Slanted View of Jewish Jerusalem

Israel Museum’s renewed $100 million campus displays a "commonality of cultures" that dilutes the Jewish connection with Jerusalem.

Hillel Fendel, | updated: 13:38

Israel Museum display of three religions
Israel Museum display of three religions
Israel news photo: Tim Hursley for Israel Mus

The inauguration of the Israel Museum’s renewed 20-acre campus Sunday evening features a display that aims at changing the "tendency" to view Jerusalem only through a Jewish perspective.

The three-year expansion and renewal project includes the comprehensive renovation and reconfiguration of the Museum’s three collection wings – for archaeology, the fine arts, and Jewish art and life – as well as the re-installation of its encyclopedic collections. The $100-million project is also designed to enhance visitor experience of the Museum’s art, architecture, and surrounding landscape. 

Avoiding a Tendency to See the World Only Through Jewish History
As with most public events in Jerusalem, however, it does not seem to have avoided a measure of controversy. Museum Director James Snyder was reported in The New York Times last week as having “sought to avoid” the tendency in Jerusalem, the historic capital of Israel for which the Jews have prayed for 2,000 years, to “see the world purely through Jewish history and culture.” 

The paper reports that Snyder has "emphasized the commonalities of cultures and tried to place Jewish history and practices in a broader and clearer context.” As an example, the Times mentions a new display that focuses on the Byzantine era: “On one side is a restored synagogue; next to it are a church and the prayer niche of a mosque. Roughly contemporary structures, they are placed in a way that highlights both their distinctiveness and their commonality.”      

Snyder, who has been in Israel for 18 years but has not become a citizen of the country, told the Times that his contribution to Israel is to help build a world-class institution and to urge the society to look toward the universal rather than the provincial and patriotic.

No Response from Livnat
Israel National News
requested a comment from Culture Minister Limor Livnat several days ago on this way of looking at Israel's connection to Jerusalem, but has not received a response. 

Two of the most important elements of the Israel Museum are left as they were: the Shrine of the Book complex, housing the Dead Sea Scrolls and unique manuscripts of the Bible, and a 50:1 scale model of Jerusalem in the Second Temple Period, originally situated on the grounds of what used to be the Holyland Hotel in Jerusalem.

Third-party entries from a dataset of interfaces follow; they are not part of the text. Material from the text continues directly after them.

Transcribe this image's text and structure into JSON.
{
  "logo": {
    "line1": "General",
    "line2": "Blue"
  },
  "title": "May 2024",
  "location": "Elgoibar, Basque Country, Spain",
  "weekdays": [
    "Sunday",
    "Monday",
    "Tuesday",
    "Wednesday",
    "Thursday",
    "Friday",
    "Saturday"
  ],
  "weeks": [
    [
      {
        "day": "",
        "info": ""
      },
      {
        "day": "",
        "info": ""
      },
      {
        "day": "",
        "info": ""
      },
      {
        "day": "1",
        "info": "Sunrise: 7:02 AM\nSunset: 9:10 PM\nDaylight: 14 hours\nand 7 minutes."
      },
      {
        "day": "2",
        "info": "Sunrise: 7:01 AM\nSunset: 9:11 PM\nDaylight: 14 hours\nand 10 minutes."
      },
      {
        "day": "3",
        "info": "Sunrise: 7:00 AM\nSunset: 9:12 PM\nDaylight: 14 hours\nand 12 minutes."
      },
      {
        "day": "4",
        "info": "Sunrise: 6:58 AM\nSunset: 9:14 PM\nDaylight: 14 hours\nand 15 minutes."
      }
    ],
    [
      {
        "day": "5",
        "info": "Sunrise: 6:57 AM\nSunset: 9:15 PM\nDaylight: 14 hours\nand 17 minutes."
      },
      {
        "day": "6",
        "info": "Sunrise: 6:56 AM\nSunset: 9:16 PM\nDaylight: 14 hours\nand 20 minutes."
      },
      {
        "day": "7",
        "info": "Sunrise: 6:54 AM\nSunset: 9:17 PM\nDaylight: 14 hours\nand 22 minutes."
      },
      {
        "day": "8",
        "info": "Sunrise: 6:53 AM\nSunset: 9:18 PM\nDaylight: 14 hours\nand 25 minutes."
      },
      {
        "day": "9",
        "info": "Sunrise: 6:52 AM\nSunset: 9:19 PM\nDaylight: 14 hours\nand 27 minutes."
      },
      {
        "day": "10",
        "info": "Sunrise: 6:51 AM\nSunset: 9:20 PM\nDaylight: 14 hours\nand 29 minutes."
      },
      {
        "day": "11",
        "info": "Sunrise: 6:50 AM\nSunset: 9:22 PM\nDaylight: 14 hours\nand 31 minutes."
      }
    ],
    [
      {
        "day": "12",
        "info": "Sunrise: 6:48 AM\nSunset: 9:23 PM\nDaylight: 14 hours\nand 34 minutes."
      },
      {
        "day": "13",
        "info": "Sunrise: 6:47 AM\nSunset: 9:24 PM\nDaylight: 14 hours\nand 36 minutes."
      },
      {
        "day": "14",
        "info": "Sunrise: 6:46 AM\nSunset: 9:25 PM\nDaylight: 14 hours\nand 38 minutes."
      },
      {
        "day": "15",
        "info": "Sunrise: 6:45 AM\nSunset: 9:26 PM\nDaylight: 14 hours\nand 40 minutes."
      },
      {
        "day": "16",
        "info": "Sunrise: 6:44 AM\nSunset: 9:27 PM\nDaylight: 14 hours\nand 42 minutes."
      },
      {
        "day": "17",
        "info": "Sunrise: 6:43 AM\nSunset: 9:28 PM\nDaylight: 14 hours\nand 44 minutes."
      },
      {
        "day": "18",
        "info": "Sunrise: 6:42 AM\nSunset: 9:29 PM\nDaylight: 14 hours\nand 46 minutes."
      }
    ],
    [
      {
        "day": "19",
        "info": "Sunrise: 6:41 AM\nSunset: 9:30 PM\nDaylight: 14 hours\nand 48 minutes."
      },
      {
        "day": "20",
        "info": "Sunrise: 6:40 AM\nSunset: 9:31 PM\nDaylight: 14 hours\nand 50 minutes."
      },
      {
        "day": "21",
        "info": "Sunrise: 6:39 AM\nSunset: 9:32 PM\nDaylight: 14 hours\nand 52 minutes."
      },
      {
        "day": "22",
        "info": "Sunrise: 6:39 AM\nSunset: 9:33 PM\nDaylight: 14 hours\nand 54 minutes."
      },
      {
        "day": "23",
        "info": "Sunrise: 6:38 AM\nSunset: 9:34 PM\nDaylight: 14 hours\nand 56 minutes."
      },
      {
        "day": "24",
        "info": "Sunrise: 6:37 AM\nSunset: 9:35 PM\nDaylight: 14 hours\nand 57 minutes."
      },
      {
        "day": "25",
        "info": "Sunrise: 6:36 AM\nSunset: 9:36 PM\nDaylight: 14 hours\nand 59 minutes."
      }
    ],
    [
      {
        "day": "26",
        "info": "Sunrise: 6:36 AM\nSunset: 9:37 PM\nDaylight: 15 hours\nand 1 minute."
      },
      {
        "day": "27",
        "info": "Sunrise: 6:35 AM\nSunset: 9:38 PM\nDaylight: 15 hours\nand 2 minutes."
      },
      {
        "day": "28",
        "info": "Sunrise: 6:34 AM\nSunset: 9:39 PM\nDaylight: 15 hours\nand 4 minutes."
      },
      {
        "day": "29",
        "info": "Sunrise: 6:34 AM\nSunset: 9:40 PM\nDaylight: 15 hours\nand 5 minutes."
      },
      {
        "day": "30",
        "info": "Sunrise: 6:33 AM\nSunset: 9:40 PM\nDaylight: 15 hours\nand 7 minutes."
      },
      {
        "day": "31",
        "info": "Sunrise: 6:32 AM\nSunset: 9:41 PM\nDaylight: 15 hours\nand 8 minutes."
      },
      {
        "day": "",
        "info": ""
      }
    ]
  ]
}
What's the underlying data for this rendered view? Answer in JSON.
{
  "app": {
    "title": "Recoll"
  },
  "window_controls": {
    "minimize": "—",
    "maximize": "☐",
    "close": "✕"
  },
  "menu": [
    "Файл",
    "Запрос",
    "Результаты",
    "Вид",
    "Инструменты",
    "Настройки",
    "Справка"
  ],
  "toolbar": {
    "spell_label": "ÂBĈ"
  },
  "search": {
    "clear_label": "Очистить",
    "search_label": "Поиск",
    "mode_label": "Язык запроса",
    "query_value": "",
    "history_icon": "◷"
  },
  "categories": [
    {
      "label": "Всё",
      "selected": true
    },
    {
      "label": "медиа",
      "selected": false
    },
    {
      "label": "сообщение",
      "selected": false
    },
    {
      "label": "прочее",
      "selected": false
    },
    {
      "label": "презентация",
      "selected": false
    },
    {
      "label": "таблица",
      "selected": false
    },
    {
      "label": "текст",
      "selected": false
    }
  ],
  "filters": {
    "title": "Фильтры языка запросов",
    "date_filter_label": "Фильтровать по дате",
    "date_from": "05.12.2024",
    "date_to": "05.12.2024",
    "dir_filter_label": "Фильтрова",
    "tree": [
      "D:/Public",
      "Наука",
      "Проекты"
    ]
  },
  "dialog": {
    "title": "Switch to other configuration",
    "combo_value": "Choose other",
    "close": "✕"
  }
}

Week-Long Series of Events
A special week-long series of public programs and events is planned for the inauguration, beginning Sunday night with the appearance of President Shimon Peres. The events will include concerts by prominent Israeli musicians, activities in the galleries for all audiences, and a late-night art and music festival, engaging artists, writers, and performers with the renewed Museum and its landscape.

The just-completed project doubles the Museum’s gallery space and increases its architectural footprint by approximately 15 percent, all within the Museum’s existing 20-acre campus. In total, it encompasses 7,800 square meters (84,000 square feet) of new construction and more than double that of renovated and expanded gallery space.

The project is supported by a $100-million capital campaign, representing the largest collective philanthropic initiative ever undertaken for a single cultural institution in the State of Israel.

All three of the Museum’s collection wings have been reconstructed, namely, the Samuel and Saidye Bronfman Archaeology Wing, the Edmond and Lily Safra Fine Arts Wing, and the Jack, Joseph, and Morton Mandel Wing for Jewish Art and Life. Highlights include a chronological presentation of the Museum’s unparalleled archaeological holdings from the ancient Land of Israel, the first permanent galleries for Israeli Art and more than double the gallery space for the extensive Modern Art holdings, and a newly configured Synagogue Route.

The Israel Museum is the largest cultural institution in Israel and is ranked among the leading art and archaeology museums in the world. Founded in 1965, it houses encyclopedic collections ranging from prehistory through contemporary art, and includes the most extensive holdings of Biblical and Holy Land archaeology in the world, among them the Dead Sea Scrolls. The Museum has built a far-ranging collection of nearly 500,000 objects through an unparalleled legacy of gifts and support from its circle of patrons worldwide.